“We cook the ribs to a point where the fat melts, so they’re nice and tender. The combination of maple syrup, bourbon and chili flakes give the ribs a nice sweet heat and you get a crunch of gremolata in each bite, which almost acts like a crust as well.”

Recipe for Maple Bourbon Ribs 

Yields 2-4 servings

For the Bourbon-Maple Glaze:

1/2 c maple syrup

1/2 c bourbon

1/4 c ketchup

1/4 c Dijon mustard

1/4 c brown sugar

6 Tbsp apple cider vinegar

1 Tbsp garlic, minced

1 shallot, minced

1 Tbsp chili flake

1/8 tsp cinnamon 

Combine all ingredients in a small saucepan, bring to a boil.  

Reduce heat to low and simmer for 15 minutes or until it reaches a syrupy consistency.

Pull from heat and cool. 

For the Pumpkin Seed Gremolata:

2/3 c pumpkin seeds

2 garlic cloves

1 c flat leaf parsley

2 Tbsp lemon juice

1/2 tsp salt

1 tsp ground black pepper

2 Tbsp extra virgin olive oil

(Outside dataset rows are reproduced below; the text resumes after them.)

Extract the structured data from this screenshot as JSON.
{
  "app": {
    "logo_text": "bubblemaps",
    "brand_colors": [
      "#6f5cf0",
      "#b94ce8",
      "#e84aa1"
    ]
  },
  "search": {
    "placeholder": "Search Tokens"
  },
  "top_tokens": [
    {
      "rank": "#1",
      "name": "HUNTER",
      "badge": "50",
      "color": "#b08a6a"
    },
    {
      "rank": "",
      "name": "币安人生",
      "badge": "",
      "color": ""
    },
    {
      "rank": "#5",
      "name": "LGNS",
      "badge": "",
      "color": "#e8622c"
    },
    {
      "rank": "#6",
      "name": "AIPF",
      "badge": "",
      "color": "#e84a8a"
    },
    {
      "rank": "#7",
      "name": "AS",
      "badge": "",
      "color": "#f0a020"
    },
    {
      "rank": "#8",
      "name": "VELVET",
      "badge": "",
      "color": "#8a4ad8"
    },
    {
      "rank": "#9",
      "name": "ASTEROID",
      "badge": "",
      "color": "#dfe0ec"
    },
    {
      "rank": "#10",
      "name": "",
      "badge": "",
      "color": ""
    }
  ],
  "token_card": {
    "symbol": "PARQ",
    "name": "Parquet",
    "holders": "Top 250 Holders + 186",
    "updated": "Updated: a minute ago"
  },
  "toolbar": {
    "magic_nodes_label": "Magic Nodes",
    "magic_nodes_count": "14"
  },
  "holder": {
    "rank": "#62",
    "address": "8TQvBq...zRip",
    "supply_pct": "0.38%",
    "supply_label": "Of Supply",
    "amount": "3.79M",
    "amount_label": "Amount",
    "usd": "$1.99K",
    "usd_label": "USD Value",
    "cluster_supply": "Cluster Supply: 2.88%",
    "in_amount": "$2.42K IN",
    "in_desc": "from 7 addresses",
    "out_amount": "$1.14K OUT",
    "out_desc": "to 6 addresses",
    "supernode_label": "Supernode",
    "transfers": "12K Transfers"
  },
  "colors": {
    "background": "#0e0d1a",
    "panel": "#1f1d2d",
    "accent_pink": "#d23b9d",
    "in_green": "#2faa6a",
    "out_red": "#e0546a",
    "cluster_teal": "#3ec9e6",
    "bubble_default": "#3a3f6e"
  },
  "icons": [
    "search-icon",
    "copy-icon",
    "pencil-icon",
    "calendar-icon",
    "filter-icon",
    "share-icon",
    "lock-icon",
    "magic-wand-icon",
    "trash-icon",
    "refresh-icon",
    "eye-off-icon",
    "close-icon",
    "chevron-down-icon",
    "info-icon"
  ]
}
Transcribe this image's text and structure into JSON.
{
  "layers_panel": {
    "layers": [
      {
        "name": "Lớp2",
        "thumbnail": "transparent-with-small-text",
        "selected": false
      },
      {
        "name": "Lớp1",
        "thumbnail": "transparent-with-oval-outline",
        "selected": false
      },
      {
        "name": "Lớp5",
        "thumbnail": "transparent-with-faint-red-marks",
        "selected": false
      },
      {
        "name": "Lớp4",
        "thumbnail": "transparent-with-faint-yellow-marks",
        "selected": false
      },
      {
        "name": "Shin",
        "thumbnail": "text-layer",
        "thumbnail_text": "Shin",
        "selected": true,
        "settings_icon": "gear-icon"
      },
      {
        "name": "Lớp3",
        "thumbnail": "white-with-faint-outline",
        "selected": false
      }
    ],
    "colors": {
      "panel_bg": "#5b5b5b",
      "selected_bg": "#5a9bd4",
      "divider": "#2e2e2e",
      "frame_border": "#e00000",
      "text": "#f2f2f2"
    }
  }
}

Toss pumpkin seeds in a bowl with salt and pepper.  

Toast in a 350 degree Fahrenheit oven for 10 minutes or until light brown.

Place all ingredients except for the olive oil in the bowl of a food processor.

Pulse the ingredients, drizzle in the olive oil while running.  

For the Ribs:

1 rack baby back ribs

1 c beer

Salt and pepper

Preheat oven to 250 degrees Fahrenheit.

Pull the ribs out of the package, remove the membrane on the backside of the bone. Once the membrane is off, season both sides with salt and pepper.  

Place ribs in a 9×13 pan, bone side down. Pour in beer.  

Cover the pan with foil and bake for 2 hours without uncovering.  

After 2 hours, remove ribs from the oven and turn the oven up to 450 degrees Fahrenheit. Remove foil and brush some of the glaze over the ribs.

Once the oven is hot, place the pan back in and cook for 15 minutes or until the ribs turn golden brown.  

Remove ribs from the oven and slice in between the bones and serve. Drizzle with glaze as needed.